WHAT IS BEING ASKED: Nothing but an exact reproduction of the records, pictures excluded, should be returned.

(Dataset rows for apps and sites)
╭──
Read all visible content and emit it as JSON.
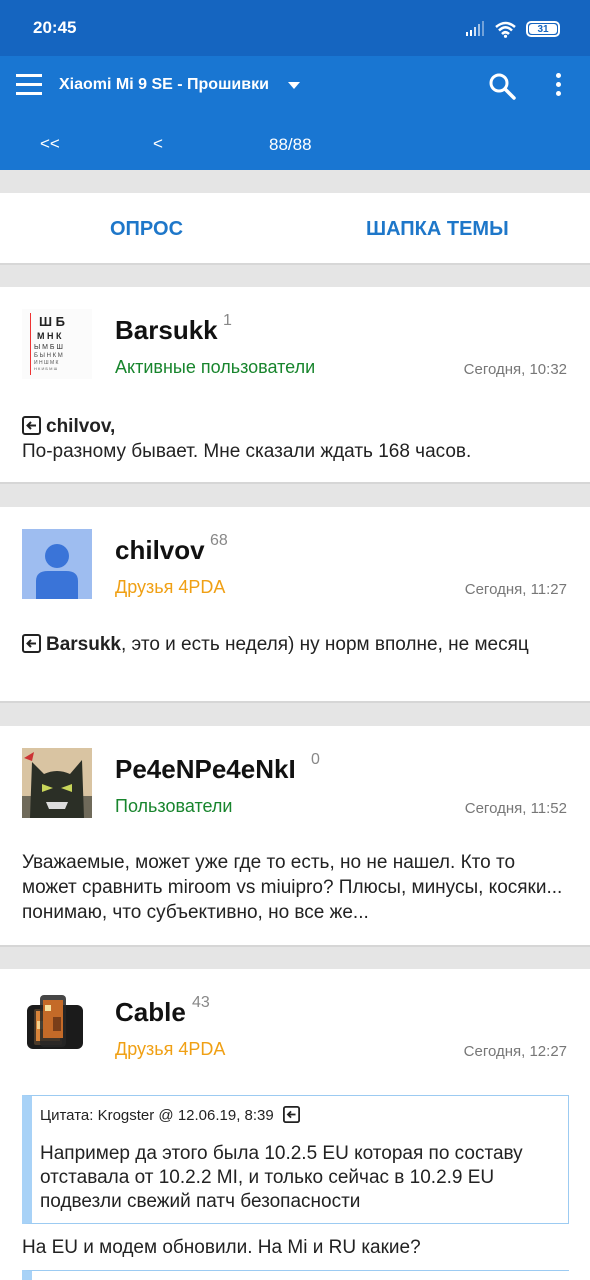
{
  "status": {
    "time": "20:45",
    "battery": "31",
    "icons": [
      "signal-icon",
      "wifi-icon",
      "battery-icon"
    ]
  },
  "app_bar": {
    "title": "Xiaomi Mi 9 SE - Прошивки",
    "icons": [
      "menu-icon",
      "dropdown-caret-icon",
      "search-icon",
      "more-vertical-icon"
    ]
  },
  "pager": {
    "first": "<<",
    "prev": "<",
    "pages": "88/88"
  },
  "actions": {
    "poll": "ОПРОС",
    "topic_header": "ШАПКА ТЕМЫ"
  },
  "posts": [
    {
      "author": "Barsukk",
      "reputation": "1",
      "group": "Активные пользователи",
      "time": "Сегодня, 10:32",
      "reply_to": "chilvov,",
      "text": "По-разному бывает. Мне сказали ждать 168 часов."
    },
    {
      "author": "chilvov",
      "reputation": "68",
      "group": "Друзья 4PDA",
      "time": "Сегодня, 11:27",
      "reply_to": "Barsukk",
      "text": ", это и есть неделя) ну норм вполне, не месяц"
    },
    {
      "author": "Pe4eNPe4eNkI",
      "reputation": "0",
      "group": "Пользователи",
      "time": "Сегодня, 11:52",
      "text": "Уважаемые, может уже где то есть, но не нашел. Кто то может сравнить miroom vs miuipro? Плюсы, минусы, косяки... понимаю, что субъективно, но все же..."
    },
    {
      "author": "Cable",
      "reputation": "43",
      "group": "Друзья 4PDA",
      "time": "Сегодня, 12:27",
      "quote_meta": "Цитата: Krogster @ 12.06.19, 8:39",
      "quote_text": "Например да этого была 10.2.5 EU которая по составу отставала от 10.2.2 MI, и только сейчас в 10.2.9 EU подвезли свежий патч безопасности",
      "text": "На EU и модем обновили. На Mi и RU какие?"
    }
  ],
  "colors": {
    "status_bar": "#1565c0",
    "app_bar": "#1976d2",
    "accent_link": "#1e77c9",
    "group_green": "#18852d",
    "group_orange": "#f0a014"
  }
}
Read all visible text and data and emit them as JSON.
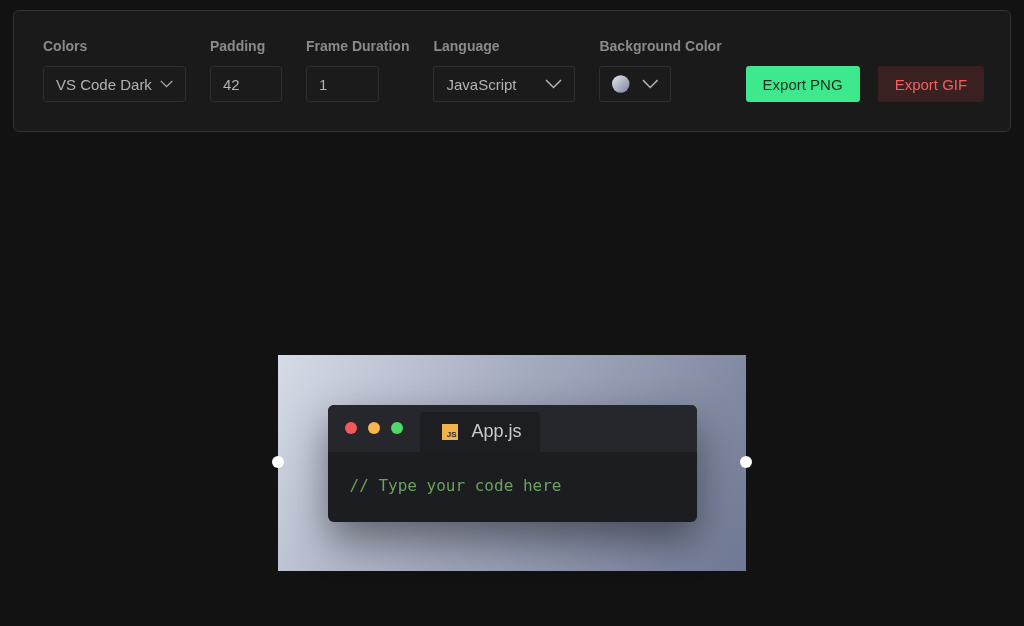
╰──
RESULT OF THIS TASK:
Read all visible content and emit it as JSON.
{
  "status": {
    "time": "20:45",
    "battery": "31",
    "icons": [
      "signal-icon",
      "wifi-icon",
      "battery-icon"
    ]
  },
  "app_bar": {
    "title": "Xiaomi Mi 9 SE - Прошивки",
    "icons": [
      "menu-icon",
      "dropdown-caret-icon",
      "search-icon",
      "more-vertical-icon"
    ]
  },
  "pager": {
    "first": "<<",
    "prev": "<",
    "pages": "88/88"
  },
  "actions": {
    "poll": "ОПРОС",
    "topic_header": "ШАПКА ТЕМЫ"
  },
  "posts": [
    {
      "author": "Barsukk",
      "reputation": "1",
      "group": "Активные пользователи",
      "time": "Сегодня, 10:32",
      "reply_to": "chilvov,",
      "text": "По-разному бывает. Мне сказали ждать 168 часов."
    },
    {
      "author": "chilvov",
      "reputation": "68",
      "group": "Друзья 4PDA",
      "time": "Сегодня, 11:27",
      "reply_to": "Barsukk",
      "text": ", это и есть неделя) ну норм вполне, не месяц"
    },
    {
      "author": "Pe4eNPe4eNkI",
      "reputation": "0",
      "group": "Пользователи",
      "time": "Сегодня, 11:52",
      "text": "Уважаемые, может уже где то есть, но не нашел. Кто то может сравнить miroom vs miuipro? Плюсы, минусы, косяки... понимаю, что субъективно, но все же..."
    },
    {
      "author": "Cable",
      "reputation": "43",
      "group": "Друзья 4PDA",
      "time": "Сегодня, 12:27",
      "quote_meta": "Цитата: Krogster @ 12.06.19, 8:39",
      "quote_text": "Например да этого была 10.2.5 EU которая по составу отставала от 10.2.2 MI, и только сейчас в 10.2.9 EU подвезли свежий патч безопасности",
      "text": "На EU и модем обновили. На Mi и RU какие?"
    }
  ],
  "colors": {
    "status_bar": "#1565c0",
    "app_bar": "#1976d2",
    "accent_link": "#1e77c9",
    "group_green": "#18852d",
    "group_orange": "#f0a014"
  }
}
Read all visible text and data and emit them as JSON.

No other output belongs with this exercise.